20. The representative of Angola, speaking on behalf of the LDC Group, said that the review of Article 27.3(b) had a link to the mandate given in the Doha Ministerial Declaration, which instructed the Council, in pursuing its work programme including under the review of Article 27.3(b), the review of the implementation of the TRIPS Agreement under Article 71.1 and the work foreseen pursuant to paragraph 12 of the Declaration, to examine, inter alia, the relationship between the TRIPS Agreement and the CBD, the protection of traditional knowledge and folklore. The LDC Group maintained that the review of Article 27.3(b) should clarify that plants and animals as well as micro-organisms and other living organisms and their parts should not be patented and that natural processes, products, plants and living organisms should not be patented either. He said that it was equally important to maintain the flexibility on the protection of plant varieties based on individual country systems and needs, which would contribute to improving the food security of indigenous peoples, to ensuring the protection of their inventions and to access.

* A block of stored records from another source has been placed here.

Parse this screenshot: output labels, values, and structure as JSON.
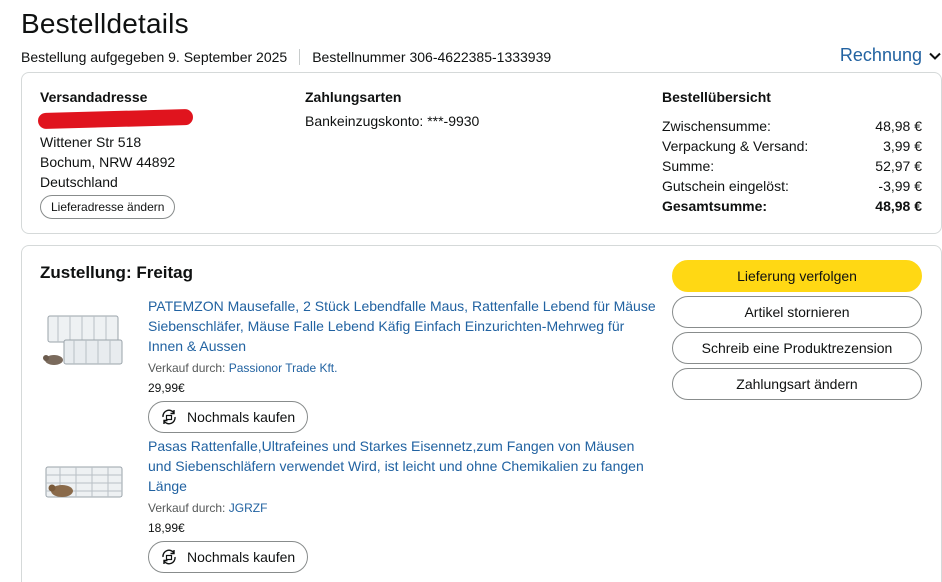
{
  "header": {
    "title": "Bestelldetails",
    "order_date_text": "Bestellung aufgegeben 9. September 2025",
    "order_number_text": "Bestellnummer 306-4622385-1333939",
    "invoice_label": "Rechnung",
    "link_color": "#2162a1"
  },
  "shipping": {
    "title": "Versandadresse",
    "address_lines": [
      "Wittener Str 518",
      "Bochum, NRW 44892",
      "Deutschland"
    ],
    "change_button": "Lieferadresse ändern"
  },
  "payment": {
    "title": "Zahlungsarten",
    "method": "Bankeinzugskonto: ***-9930"
  },
  "summary": {
    "title": "Bestellübersicht",
    "rows": [
      {
        "label": "Zwischensumme:",
        "value": "48,98 €"
      },
      {
        "label": "Verpackung & Versand:",
        "value": "3,99 €"
      },
      {
        "label": "Summe:",
        "value": "52,97 €"
      },
      {
        "label": "Gutschein eingelöst:",
        "value": "-3,99 €"
      },
      {
        "label": "Gesamtsumme:",
        "value": "48,98 €"
      }
    ]
  },
  "delivery": {
    "title": "Zustellung: Freitag",
    "items": [
      {
        "title": "PATEMZON Mausefalle, 2 Stück Lebendfalle Maus, Rattenfalle Lebend für Mäuse Siebenschläfer, Mäuse Falle Lebend Käfig Einfach Einzurichten-Mehrweg für Innen & Aussen",
        "seller_prefix": "Verkauf durch:",
        "seller": "Passionor Trade Kft.",
        "price": "29,99€",
        "buy_again": "Nochmals kaufen"
      },
      {
        "title": "Pasas Rattenfalle,Ultrafeines und Starkes Eisennetz,zum Fangen von Mäusen und Siebenschläfern verwendet Wird, ist leicht und ohne Chemikalien zu fangen Länge",
        "seller_prefix": "Verkauf durch:",
        "seller": "JGRZF",
        "price": "18,99€",
        "buy_again": "Nochmals kaufen"
      }
    ],
    "actions": {
      "track": "Lieferung verfolgen",
      "cancel": "Artikel stornieren",
      "review": "Schreib eine Produktrezension",
      "change_payment": "Zahlungsart ändern"
    },
    "primary_color": "#ffd814"
  }
}
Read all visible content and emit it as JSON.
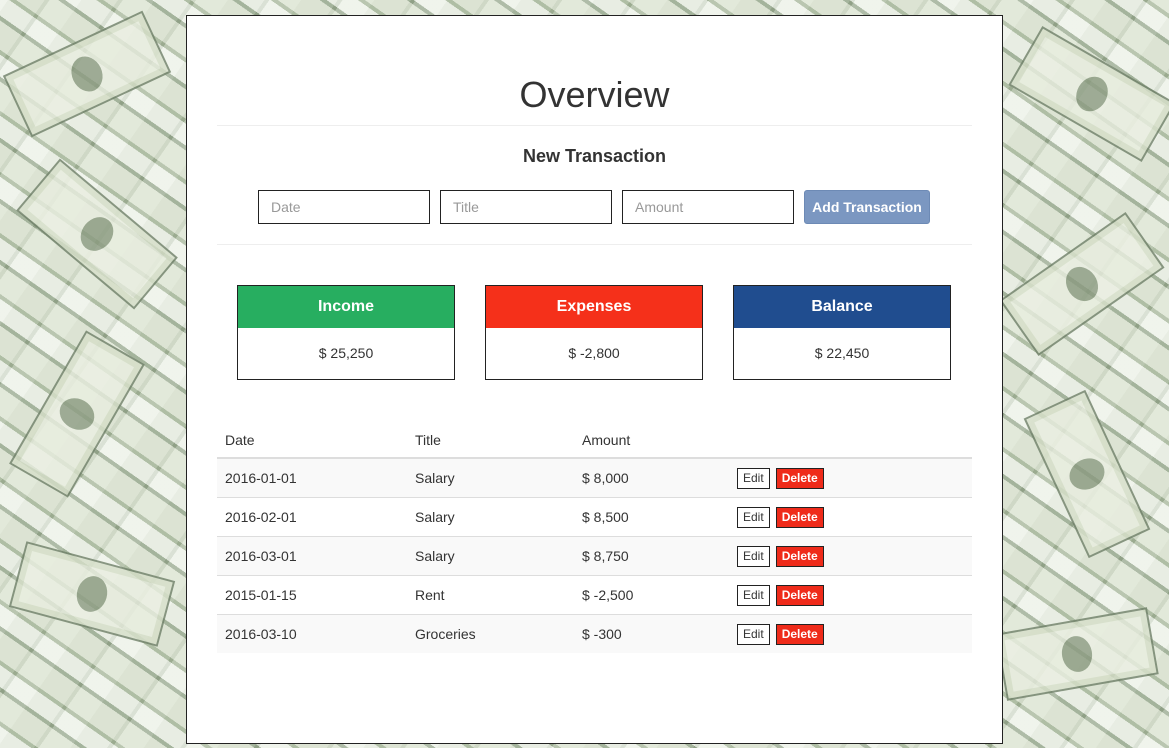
{
  "page": {
    "title": "Overview",
    "form_heading": "New Transaction"
  },
  "form": {
    "date_placeholder": "Date",
    "title_placeholder": "Title",
    "amount_placeholder": "Amount",
    "add_label": "Add Transaction"
  },
  "summary": {
    "income": {
      "label": "Income",
      "value": "$ 25,250",
      "color": "#27ae60"
    },
    "expenses": {
      "label": "Expenses",
      "value": "$ -2,800",
      "color": "#f5301a"
    },
    "balance": {
      "label": "Balance",
      "value": "$ 22,450",
      "color": "#204d8f"
    }
  },
  "table": {
    "headers": {
      "date": "Date",
      "title": "Title",
      "amount": "Amount"
    },
    "rows": [
      {
        "date": "2016-01-01",
        "title": "Salary",
        "amount": "$ 8,000"
      },
      {
        "date": "2016-02-01",
        "title": "Salary",
        "amount": "$ 8,500"
      },
      {
        "date": "2016-03-01",
        "title": "Salary",
        "amount": "$ 8,750"
      },
      {
        "date": "2015-01-15",
        "title": "Rent",
        "amount": "$ -2,500"
      },
      {
        "date": "2016-03-10",
        "title": "Groceries",
        "amount": "$ -300"
      }
    ],
    "edit_label": "Edit",
    "delete_label": "Delete"
  }
}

21. As regards the relationship between the TRIPS Agreement and the CBD , the LDC Group welcomed the informal consultations undertaken by the Director-General. He said that biodiversity was an important source of livelihood for populations living in rural areas in most LDCs. Benefit arising from the use of such resources and traditional knowledge by multinational companies could barely be shared with local communities, which was a matter of concern to the LDC Group. A corrective solution could only be achieved by inserting a mandatory disclosure requirement in the TRIPS Agreement. He said that it was equally important to ensure that patent applicants demonstrated evidence of prior informed consent from the competent authorities in the country of origin of genetic resources and agreement on the sharing of benefit arising from the appropriation of such resources and traditional knowledge.